Syria is now in a full-scale civil war, UN peacekeeping chief Herve Ladsous says, as UN observers report being fired on as they tried to enter a town feared to be the focus of a new massacre.
US Secretary of State Hillary Clinton has warned Washington will find it hard to support the extension of the observer mission beyond next month if the government of President Bahar al-Assad's regime continues to show "contempt" for a UN-backed ceasefire that was supposed to go into effect from April 12.
Asked whether he believed Syria is in a civil war, Ladsous told reporters: "Yes I think we can say that. Clearly what is happening is that the government of Syria lost some large chunks of territory, several cities to the opposition, and wants to retake control.
"I think there is a massive increase in the level of violence, so massive indeed that in a way it indicates some change of nature," Ladsous added.
"Now we have confirmed reports of not only of the use of tanks and artillery but also attack helicopters."
The under-secretary-general for peacekeeping operations is the most senior UN official to indicate he believes there is a civil war.

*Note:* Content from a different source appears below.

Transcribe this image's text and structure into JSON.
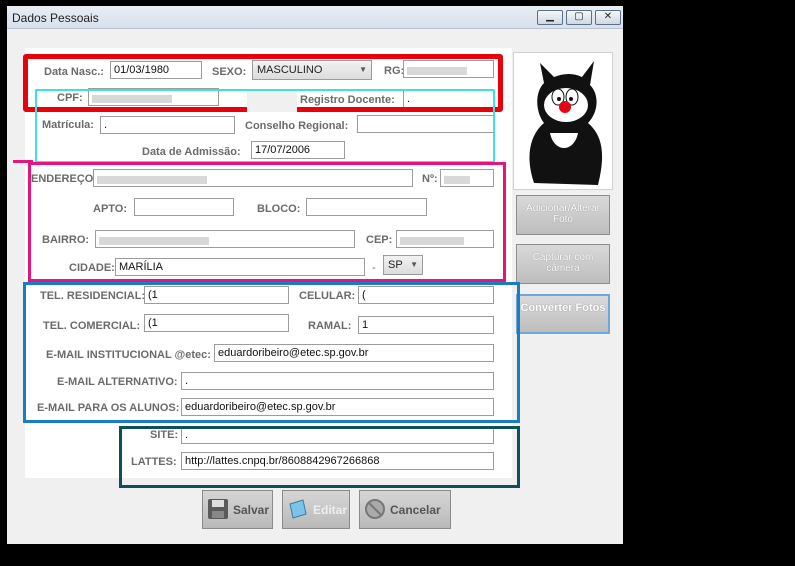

UN leader Ban Ki-moon said last week that he believed it was "imminent".
The UN Supervision Mission in Syria had been trying to reach the northwestern town of Al-Haffe, a Sunni Muslim enclave in a region mainly populated by members of Assad's Alawite minority, where hundreds of civilians are reported trapped by an army siege of holed up rebel fighters.
The mission said it had received reports of "a large number of civilians, including women and children trapped inside the town and are trying to mediate their evacuation".

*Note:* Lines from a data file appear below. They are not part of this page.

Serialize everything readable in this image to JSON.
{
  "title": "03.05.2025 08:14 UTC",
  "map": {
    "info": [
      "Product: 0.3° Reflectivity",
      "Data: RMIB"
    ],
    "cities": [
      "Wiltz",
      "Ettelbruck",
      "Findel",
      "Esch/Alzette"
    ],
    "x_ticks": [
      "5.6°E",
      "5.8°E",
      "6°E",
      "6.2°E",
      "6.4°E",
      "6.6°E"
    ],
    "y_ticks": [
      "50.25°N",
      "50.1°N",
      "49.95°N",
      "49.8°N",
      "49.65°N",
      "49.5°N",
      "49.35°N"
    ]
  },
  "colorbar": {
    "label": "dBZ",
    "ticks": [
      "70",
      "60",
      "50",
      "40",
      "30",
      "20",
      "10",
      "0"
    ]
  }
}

At least 120 people have been killed in the fighting in and around Al-Haffe over the past week, including 68 troops, 29 civilians and 23 rebel fighters, with hundreds wounded, according to the Britain-based Syrian Observatory for Human Rights.
The UN observers were forced to abandon their attempt to reach the town on Tuesday when an angry crowd in a nearby pro-government village threw rocks and metal bars at them, and unknown assailants then fired on them.

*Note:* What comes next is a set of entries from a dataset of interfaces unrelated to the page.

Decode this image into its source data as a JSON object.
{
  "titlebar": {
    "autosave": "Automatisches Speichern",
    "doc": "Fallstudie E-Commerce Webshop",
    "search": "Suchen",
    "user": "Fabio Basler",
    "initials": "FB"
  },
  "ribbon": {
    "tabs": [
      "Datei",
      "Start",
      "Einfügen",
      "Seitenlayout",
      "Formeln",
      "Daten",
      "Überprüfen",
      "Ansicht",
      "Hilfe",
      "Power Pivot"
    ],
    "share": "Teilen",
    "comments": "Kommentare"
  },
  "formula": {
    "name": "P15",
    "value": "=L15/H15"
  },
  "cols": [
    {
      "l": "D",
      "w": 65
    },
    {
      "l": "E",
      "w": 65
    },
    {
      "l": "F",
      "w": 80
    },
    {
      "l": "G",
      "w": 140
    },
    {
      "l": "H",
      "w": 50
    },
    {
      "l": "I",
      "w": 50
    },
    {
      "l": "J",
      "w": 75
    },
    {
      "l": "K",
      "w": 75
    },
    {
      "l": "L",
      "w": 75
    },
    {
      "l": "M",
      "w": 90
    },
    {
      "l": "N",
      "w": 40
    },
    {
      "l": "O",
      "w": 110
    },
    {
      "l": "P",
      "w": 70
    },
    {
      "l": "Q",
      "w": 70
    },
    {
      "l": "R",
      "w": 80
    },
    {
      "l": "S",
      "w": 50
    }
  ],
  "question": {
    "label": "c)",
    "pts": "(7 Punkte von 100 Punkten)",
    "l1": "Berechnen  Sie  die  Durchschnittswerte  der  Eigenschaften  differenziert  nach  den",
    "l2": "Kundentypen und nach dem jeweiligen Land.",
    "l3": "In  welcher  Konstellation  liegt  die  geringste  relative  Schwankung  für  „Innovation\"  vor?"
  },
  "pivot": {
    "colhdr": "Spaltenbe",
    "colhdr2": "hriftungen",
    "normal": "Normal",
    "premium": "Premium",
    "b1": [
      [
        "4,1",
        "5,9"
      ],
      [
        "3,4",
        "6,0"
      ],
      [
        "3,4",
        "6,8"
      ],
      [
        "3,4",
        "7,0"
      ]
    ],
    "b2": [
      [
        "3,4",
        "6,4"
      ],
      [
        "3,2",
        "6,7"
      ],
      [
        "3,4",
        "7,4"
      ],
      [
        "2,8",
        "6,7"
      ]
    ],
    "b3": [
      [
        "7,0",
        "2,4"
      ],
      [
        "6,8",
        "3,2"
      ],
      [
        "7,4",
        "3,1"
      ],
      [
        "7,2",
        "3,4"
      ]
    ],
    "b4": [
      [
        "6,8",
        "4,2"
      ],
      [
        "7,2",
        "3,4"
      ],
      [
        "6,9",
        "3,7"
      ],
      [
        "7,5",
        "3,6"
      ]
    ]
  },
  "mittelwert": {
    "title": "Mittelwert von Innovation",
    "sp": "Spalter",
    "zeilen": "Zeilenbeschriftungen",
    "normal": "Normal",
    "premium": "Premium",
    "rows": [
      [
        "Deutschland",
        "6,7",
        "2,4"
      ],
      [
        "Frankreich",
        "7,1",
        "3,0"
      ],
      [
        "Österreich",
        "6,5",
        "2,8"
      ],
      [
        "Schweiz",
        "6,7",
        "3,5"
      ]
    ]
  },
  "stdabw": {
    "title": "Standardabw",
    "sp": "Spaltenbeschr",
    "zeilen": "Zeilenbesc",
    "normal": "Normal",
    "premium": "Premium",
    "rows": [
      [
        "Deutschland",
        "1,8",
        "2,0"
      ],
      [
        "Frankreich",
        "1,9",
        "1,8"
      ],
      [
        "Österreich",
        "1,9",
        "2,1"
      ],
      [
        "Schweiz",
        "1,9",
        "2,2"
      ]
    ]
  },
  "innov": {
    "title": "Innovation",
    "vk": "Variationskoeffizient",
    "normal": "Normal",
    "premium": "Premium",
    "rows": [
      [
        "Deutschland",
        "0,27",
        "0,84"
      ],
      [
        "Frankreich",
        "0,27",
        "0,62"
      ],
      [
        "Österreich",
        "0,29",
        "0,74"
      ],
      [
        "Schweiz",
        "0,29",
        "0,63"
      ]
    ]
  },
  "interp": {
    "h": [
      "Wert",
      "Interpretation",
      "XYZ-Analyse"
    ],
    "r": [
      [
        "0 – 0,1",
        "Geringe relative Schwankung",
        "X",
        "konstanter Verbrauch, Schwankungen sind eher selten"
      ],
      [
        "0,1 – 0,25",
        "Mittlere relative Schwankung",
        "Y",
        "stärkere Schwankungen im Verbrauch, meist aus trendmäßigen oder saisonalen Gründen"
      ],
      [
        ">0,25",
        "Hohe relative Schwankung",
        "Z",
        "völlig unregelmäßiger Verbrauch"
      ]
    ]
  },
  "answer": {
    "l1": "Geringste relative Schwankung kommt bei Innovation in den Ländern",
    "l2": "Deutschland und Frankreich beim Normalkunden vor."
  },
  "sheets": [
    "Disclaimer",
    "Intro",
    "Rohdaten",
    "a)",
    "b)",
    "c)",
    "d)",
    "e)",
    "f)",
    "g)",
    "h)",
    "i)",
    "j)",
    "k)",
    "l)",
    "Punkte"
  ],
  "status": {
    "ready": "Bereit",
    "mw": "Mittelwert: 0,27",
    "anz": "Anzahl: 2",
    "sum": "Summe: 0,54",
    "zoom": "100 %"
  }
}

Ladsous said one military observer came close to being hit by a bullet. "We thought he was injured but in fact the bullet did not enter him but hit his boot.
"There were many impacts that hit the car, so it was deliberate," he added.
Another UN official said the crowd that surrounded the UN convoy was carrying government flags and at least 20 bullets hit the car carrying the observers.
Clinton said renewing the mission would be difficult without progress in implementing the six-point peace plan brokered by UN-Arab League envoy Annan, and also hit out at Moscow for sending attack helicopters to its Damascus ally.
"We are concerned about the latest information we have that there are attack helicopters on the way from Russia to Syria, which will escalate the conflict quite dramatically," Clinton said.
"We have confronted the Russians about stopping their continued arms shipments to Syria. They have from time to time said we shouldn't worry, that everything they're shipping is unrelated to their actions internally. That's patently untrue."